Another interesting thing:

"...author of many supernatural and weird tales, and of the Sherlock Holmes stories, had a brush with the GD but can be discounted as a member. In 1898 he was asked by Dr Henry Pullen Bury, (Frater Anima Pura Sit within the Golden Dawn) to join the Order. He underwent an astral examination which he found 'queer

and disagreeable' and declined to join.

In the standard biographies of Doyle such John Dickson Carr's, this incident does not rate a mention. It wasn't until 1915 that Doyle's mystical leanings really came to the fore, with his conversion to spiritualism. His earlier brush with the GD seems not to have influenced him in this regard; his spiritualist autobiography does not mention the 1898 incident, nor does Jones' account of the

same aspect of Doyle's career." [source: http://www.scribd.com/doc/23003096/Hemetic-Horrors-Weird-Fiction-Writers-and-the-Order-of-the-Golden-Dawn ]

You can read a bit more about this account if you search wikipedia for Dr. Henry Pullen Bury - goes into a bit more detail regarding the above.

I had no idea about Agent Pendergast so now I'll be looking for that book series! So thanks for that!

:tu:

Well the series has many books now.you should read them before this one .

Its the one coming out in 2014.

http://www.prestonchild.com/books/

Edited by Simbi Laveau
1 person likes this

Share this post


Link to post
Share on other sites

Well the series has many books now.you should read them before this one .

Its the one coming out in 2014.

http://www.prestonchild.com/books/

Yay! Thank you for the link - it's gonna be very helpful come Christmas! :tu:

1 person likes this

Share this post


Link to post
Share on other sites

Yay! Thank you for the link - it's gonna be very helpful come Christmas! :tu:

You will find these guys get info that's legit ,that no one else has.

A few of the early books are about monsanto and the vaccine conspiracy .

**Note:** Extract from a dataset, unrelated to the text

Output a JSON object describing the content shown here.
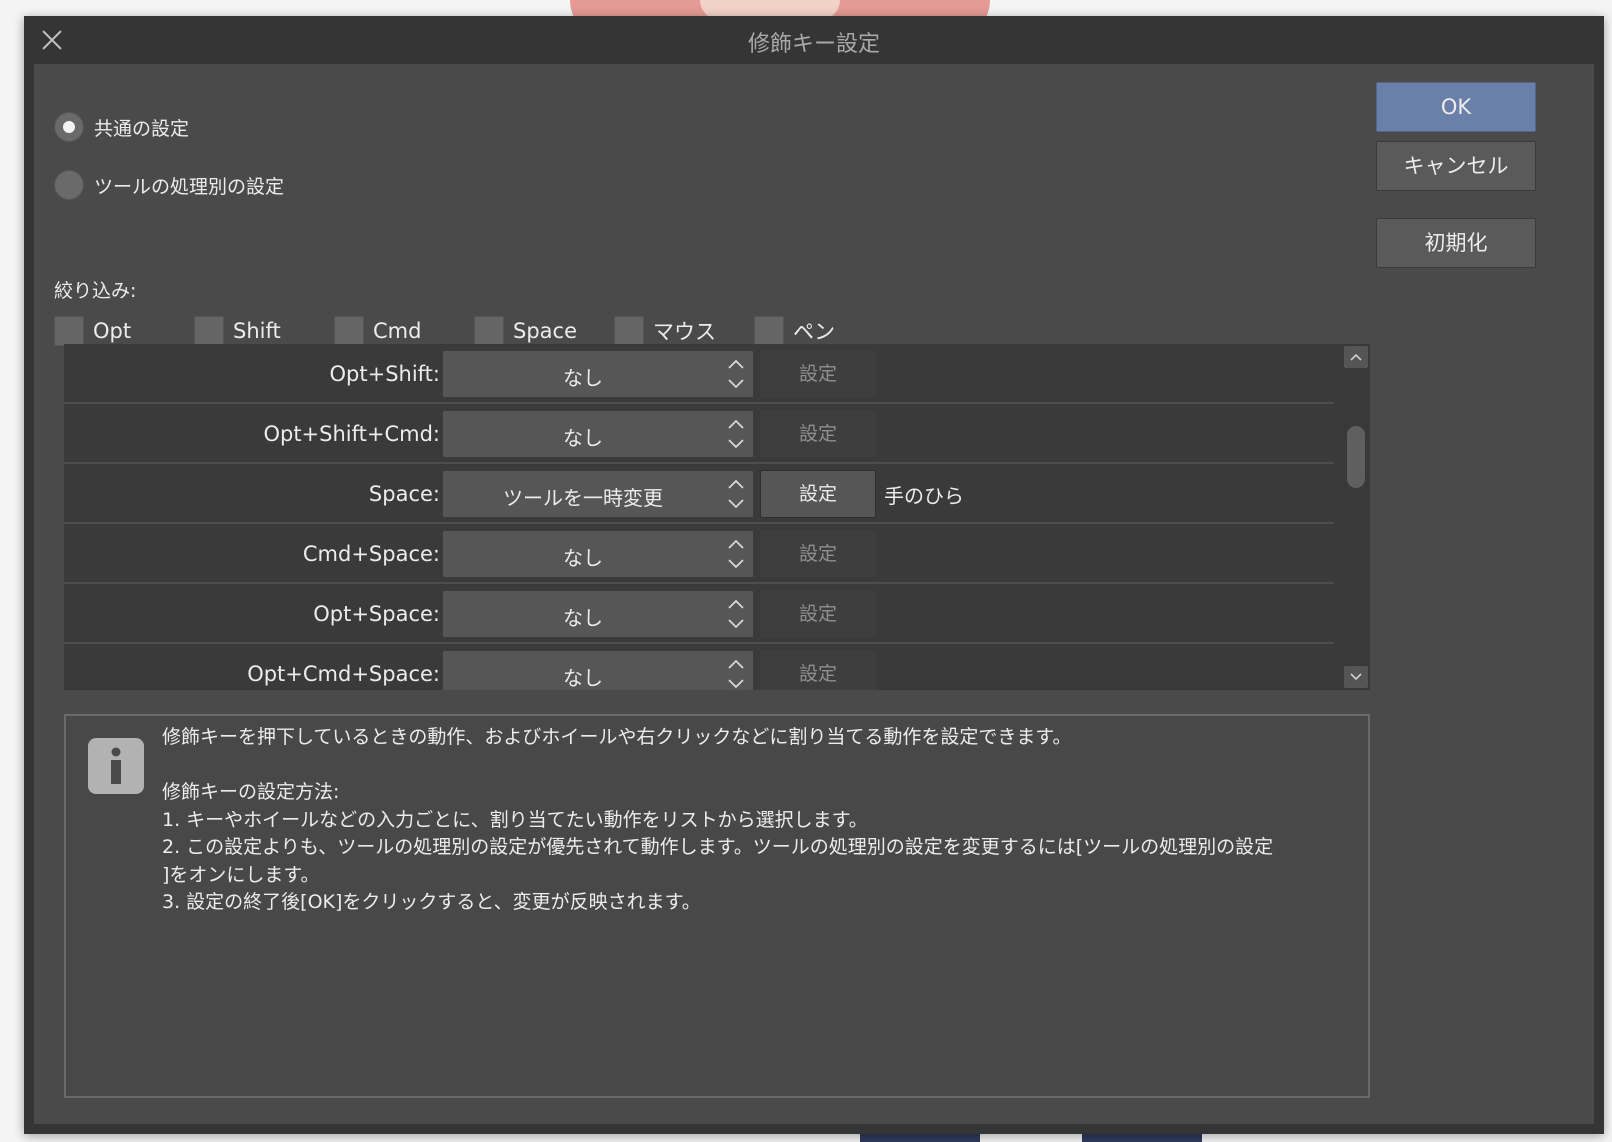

They know ...someone up high who gives them info .

The Gideon series is good too ,but most of us like pendergast a lot better.

Relic was made into a movie ,but they left pendergast out !!!

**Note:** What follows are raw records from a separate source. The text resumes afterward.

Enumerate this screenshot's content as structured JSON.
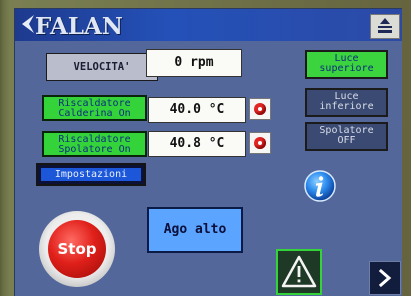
{
  "header": {
    "brand": "FALAN",
    "logo_icon": "chevron-logo-icon",
    "menu_icon": "machine-menu-icon"
  },
  "main": {
    "velocita_label": "VELOCITA'",
    "velocita_value": "0 rpm",
    "heater1_label_lines": [
      "Riscaldatore",
      "Calderina On"
    ],
    "heater1_value": "40.0 °C",
    "heater2_label_lines": [
      "Riscaldatore",
      "Spolatore On"
    ],
    "heater2_value": "40.8 °C",
    "impostazioni_label": "Impostazioni",
    "ago_label": "Ago alto",
    "stop_label": "Stop"
  },
  "right": {
    "luce_sup_lines": [
      "Luce",
      "superiore"
    ],
    "luce_inf_lines": [
      "Luce",
      "inferiore"
    ],
    "spol_lines": [
      "Spolatore",
      "OFF"
    ]
  },
  "icons": {
    "info": "info-icon",
    "warning": "warning-icon",
    "next": "chevron-right-icon",
    "indicator": "red-indicator-icon"
  },
  "colors": {
    "panel": "#53679a",
    "header": "#2451b8",
    "active_green": "#35d33a",
    "indicator_red": "#e22423",
    "ago_blue": "#5ba4ff",
    "impostazioni_blue": "#1b57d8"
  }
}
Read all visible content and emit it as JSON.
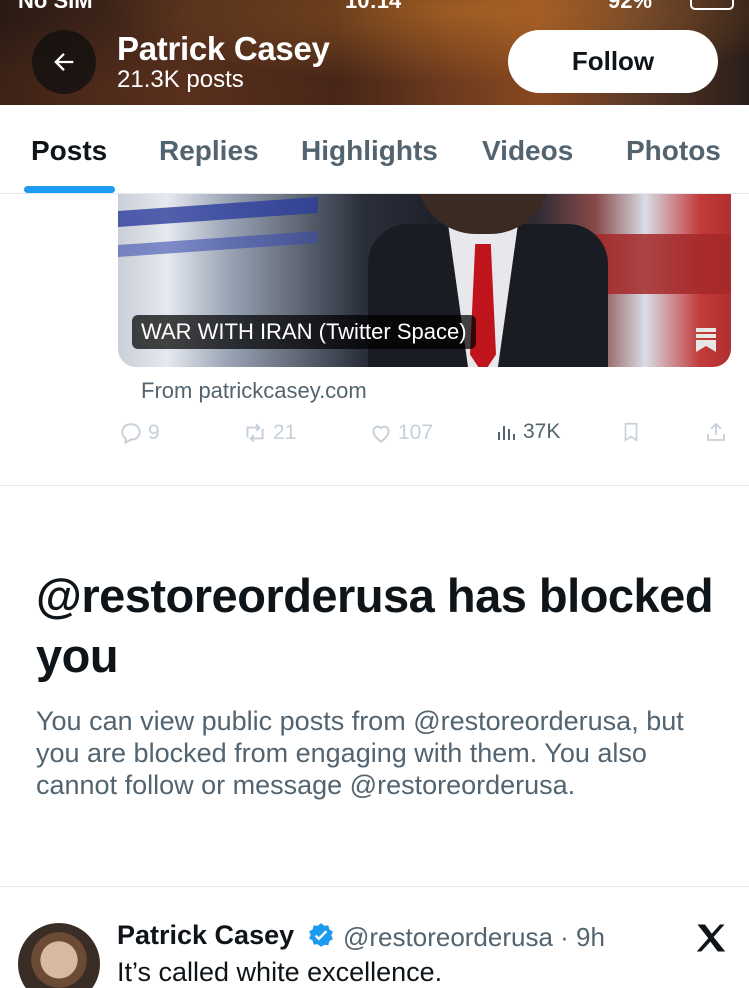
{
  "status_bar": {
    "carrier": "No SIM",
    "time": "10:14",
    "battery": "92%"
  },
  "header": {
    "name": "Patrick Casey",
    "post_count": "21.3K posts",
    "follow_label": "Follow"
  },
  "tabs": [
    {
      "label": "Posts",
      "active": true
    },
    {
      "label": "Replies",
      "active": false
    },
    {
      "label": "Highlights",
      "active": false
    },
    {
      "label": "Videos",
      "active": false
    },
    {
      "label": "Photos",
      "active": false
    }
  ],
  "media_post": {
    "card_label": "WAR WITH IRAN (Twitter Space)",
    "source": "From patrickcasey.com",
    "replies": "9",
    "reposts": "21",
    "likes": "107",
    "views": "37K"
  },
  "blocked_notice": {
    "title": "@restoreorderusa has blocked you",
    "description": "You can view public posts from @restoreorderusa, but you are blocked from engaging with them. You also cannot follow or message @restoreorderusa."
  },
  "next_post": {
    "name": "Patrick Casey",
    "handle": "@restoreorderusa",
    "time": "9h",
    "handle_time": "@restoreorderusa · 9h",
    "text": "It’s called white excellence."
  },
  "colors": {
    "accent": "#1d9bf0",
    "text": "#0f1419",
    "muted": "#536471"
  },
  "icons": [
    "back-arrow-icon",
    "reply-icon",
    "repost-icon",
    "like-icon",
    "views-icon",
    "bookmark-icon",
    "share-icon",
    "verified-badge-icon",
    "x-logo-icon"
  ]
}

The other novels at the bottom ,all feature secondary characters from the pendergast series.

The Gideon books have apparently been bought for a movie deal .

Most of us have asked for a book with Gideon and pendergast .

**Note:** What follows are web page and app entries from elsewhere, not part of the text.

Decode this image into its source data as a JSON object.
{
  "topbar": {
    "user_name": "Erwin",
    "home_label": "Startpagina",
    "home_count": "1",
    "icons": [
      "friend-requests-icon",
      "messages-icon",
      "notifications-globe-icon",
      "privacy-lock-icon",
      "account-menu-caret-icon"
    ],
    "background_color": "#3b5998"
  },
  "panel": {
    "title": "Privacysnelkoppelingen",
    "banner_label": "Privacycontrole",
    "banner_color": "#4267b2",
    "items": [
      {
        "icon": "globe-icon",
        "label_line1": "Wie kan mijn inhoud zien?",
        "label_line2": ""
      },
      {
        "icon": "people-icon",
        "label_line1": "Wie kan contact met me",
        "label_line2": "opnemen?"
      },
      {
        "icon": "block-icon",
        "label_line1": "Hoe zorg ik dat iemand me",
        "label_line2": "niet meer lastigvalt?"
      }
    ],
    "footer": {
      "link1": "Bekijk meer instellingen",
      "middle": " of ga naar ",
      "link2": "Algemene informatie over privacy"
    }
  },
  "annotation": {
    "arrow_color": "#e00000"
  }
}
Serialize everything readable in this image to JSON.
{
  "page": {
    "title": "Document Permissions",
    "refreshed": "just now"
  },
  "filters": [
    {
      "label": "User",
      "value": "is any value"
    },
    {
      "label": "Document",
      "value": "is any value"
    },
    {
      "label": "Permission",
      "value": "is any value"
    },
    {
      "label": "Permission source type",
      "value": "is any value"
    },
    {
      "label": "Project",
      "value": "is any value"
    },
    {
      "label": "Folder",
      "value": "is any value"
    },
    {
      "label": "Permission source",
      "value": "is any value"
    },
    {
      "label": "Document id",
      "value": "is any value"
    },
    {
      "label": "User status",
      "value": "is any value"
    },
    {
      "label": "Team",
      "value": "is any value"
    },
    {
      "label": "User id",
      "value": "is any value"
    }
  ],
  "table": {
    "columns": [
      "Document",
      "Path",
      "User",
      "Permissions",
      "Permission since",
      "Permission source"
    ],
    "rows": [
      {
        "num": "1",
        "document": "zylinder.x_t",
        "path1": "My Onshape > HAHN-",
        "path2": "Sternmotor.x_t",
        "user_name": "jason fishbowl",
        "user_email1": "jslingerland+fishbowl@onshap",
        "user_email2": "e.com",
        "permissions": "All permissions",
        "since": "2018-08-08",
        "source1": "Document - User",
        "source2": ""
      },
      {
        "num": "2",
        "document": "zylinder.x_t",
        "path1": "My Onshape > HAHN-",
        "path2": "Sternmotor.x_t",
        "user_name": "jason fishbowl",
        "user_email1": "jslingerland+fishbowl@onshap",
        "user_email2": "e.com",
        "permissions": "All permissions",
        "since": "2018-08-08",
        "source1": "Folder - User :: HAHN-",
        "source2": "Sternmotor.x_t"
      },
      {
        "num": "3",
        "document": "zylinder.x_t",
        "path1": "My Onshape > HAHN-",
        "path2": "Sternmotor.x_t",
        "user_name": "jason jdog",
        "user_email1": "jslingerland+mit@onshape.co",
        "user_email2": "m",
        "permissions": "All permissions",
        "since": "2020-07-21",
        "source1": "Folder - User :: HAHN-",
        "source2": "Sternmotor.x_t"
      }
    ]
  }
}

Would be most amusing .

I've read a bunch of their other solo works .

Dinosaur in the attic and monster of Florence are both good .Both are non fiction .

Brad Pitt bought the rights to monster of Florence .

Edited by Simbi Laveau

Share this post


Link to post
Share on other sites

You didn't know Conan Doyle was into spiritualism? Really?

Houdini met Conan Doyle in 1920.

Would have loved to have been a fly on the wall for that meeting.....

Conan Doyle was totally into spiritualism. He was also actively involved in supporting accused people who were wrongfully accused of crime.

Because of his efforts to prove George Edalji innocent of the crime of animal mutilation, the UK Court of Appeals was established. His efforts to overturn the conviction of Oscar Slater in the Scottish murder case of Marion Gilchrist resulted in Slater being set free and Doyle actually paid the court costs for Slater.

Houdini was a complete skeptic and made it his life's work to find frauds.

But Doyle completely believed in the Cottingley fairies.

Like I said, fly on the wall moment.

Eventually Houdini and Doyle had a falling out due to their lg differences in beliefs. Houdini would try/do his very best to expose frauds, and the tricks they used.

1 person likes this

Share this post


Link to post
Share on other sites

Loved The Horror of the Heights :D

Share this post


Link to post
Share on other sites

Create an account or sign in to comment

You need to be a member in order to leave a comment

Create an account

Sign up for a new account in our community. It's easy!


Register a new account

Sign in

Already have an account? Sign in here.


Sign In Now
Sign in to follow this  
Followers 1

  • Recently Browsing   0 members

    No registered users viewing this page.